Data for this exercise START
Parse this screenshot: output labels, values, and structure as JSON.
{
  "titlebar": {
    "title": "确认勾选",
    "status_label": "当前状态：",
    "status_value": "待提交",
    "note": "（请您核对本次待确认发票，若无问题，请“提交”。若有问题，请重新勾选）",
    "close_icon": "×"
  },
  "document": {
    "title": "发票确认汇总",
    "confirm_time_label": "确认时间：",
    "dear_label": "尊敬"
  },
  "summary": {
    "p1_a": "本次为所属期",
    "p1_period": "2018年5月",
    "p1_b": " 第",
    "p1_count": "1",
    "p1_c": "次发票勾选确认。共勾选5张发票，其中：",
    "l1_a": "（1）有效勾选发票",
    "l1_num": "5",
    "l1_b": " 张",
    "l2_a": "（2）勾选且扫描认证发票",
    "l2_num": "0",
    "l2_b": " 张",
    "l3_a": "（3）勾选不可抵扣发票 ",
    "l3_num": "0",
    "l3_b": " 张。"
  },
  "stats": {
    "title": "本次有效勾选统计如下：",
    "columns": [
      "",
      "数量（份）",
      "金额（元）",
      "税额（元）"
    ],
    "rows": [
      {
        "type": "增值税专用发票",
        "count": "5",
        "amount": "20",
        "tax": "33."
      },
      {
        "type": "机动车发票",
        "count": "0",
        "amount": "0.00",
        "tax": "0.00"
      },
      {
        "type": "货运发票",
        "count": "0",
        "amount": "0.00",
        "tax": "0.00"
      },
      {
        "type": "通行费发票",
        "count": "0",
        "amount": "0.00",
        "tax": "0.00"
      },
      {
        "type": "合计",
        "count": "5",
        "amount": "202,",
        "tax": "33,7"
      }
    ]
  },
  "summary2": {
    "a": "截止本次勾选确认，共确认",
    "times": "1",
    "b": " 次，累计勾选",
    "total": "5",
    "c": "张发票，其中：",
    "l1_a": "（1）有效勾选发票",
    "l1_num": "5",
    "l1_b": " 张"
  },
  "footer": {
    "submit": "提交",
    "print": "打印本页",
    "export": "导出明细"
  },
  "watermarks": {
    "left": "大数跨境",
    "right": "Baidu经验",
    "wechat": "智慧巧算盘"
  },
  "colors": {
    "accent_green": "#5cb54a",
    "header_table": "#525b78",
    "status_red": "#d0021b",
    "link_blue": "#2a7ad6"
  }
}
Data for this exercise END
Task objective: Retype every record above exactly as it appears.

Solved problem:
Parse this screenshot: output labels, values, and structure as JSON.
{
  "titlebar": {
    "title": "确认勾选",
    "status_label": "当前状态：",
    "status_value": "待提交",
    "note": "（请您核对本次待确认发票，若无问题，请“提交”。若有问题，请重新勾选）",
    "close_icon": "×"
  },
  "document": {
    "title": "发票确认汇总",
    "confirm_time_label": "确认时间：",
    "dear_label": "尊敬"
  },
  "summary": {
    "p1_a": "本次为所属期",
    "p1_period": "2018年5月",
    "p1_b": " 第",
    "p1_count": "1",
    "p1_c": "次发票勾选确认。共勾选5张发票，其中：",
    "l1_a": "（1）有效勾选发票",
    "l1_num": "5",
    "l1_b": " 张",
    "l2_a": "（2）勾选且扫描认证发票",
    "l2_num": "0",
    "l2_b": " 张",
    "l3_a": "（3）勾选不可抵扣发票 ",
    "l3_num": "0",
    "l3_b": " 张。"
  },
  "stats": {
    "title": "本次有效勾选统计如下：",
    "columns": [
      "",
      "数量（份）",
      "金额（元）",
      "税额（元）"
    ],
    "rows": [
      {
        "type": "增值税专用发票",
        "count": "5",
        "amount": "20",
        "tax": "33."
      },
      {
        "type": "机动车发票",
        "count": "0",
        "amount": "0.00",
        "tax": "0.00"
      },
      {
        "type": "货运发票",
        "count": "0",
        "amount": "0.00",
        "tax": "0.00"
      },
      {
        "type": "通行费发票",
        "count": "0",
        "amount": "0.00",
        "tax": "0.00"
      },
      {
        "type": "合计",
        "count": "5",
        "amount": "202,",
        "tax": "33,7"
      }
    ]
  },
  "summary2": {
    "a": "截止本次勾选确认，共确认",
    "times": "1",
    "b": " 次，累计勾选",
    "total": "5",
    "c": "张发票，其中：",
    "l1_a": "（1）有效勾选发票",
    "l1_num": "5",
    "l1_b": " 张"
  },
  "footer": {
    "submit": "提交",
    "print": "打印本页",
    "export": "导出明细"
  },
  "watermarks": {
    "left": "大数跨境",
    "right": "Baidu经验",
    "wechat": "智慧巧算盘"
  },
  "colors": {
    "accent_green": "#5cb54a",
    "header_table": "#525b78",
    "status_red": "#d0021b",
    "link_blue": "#2a7ad6"
  }
}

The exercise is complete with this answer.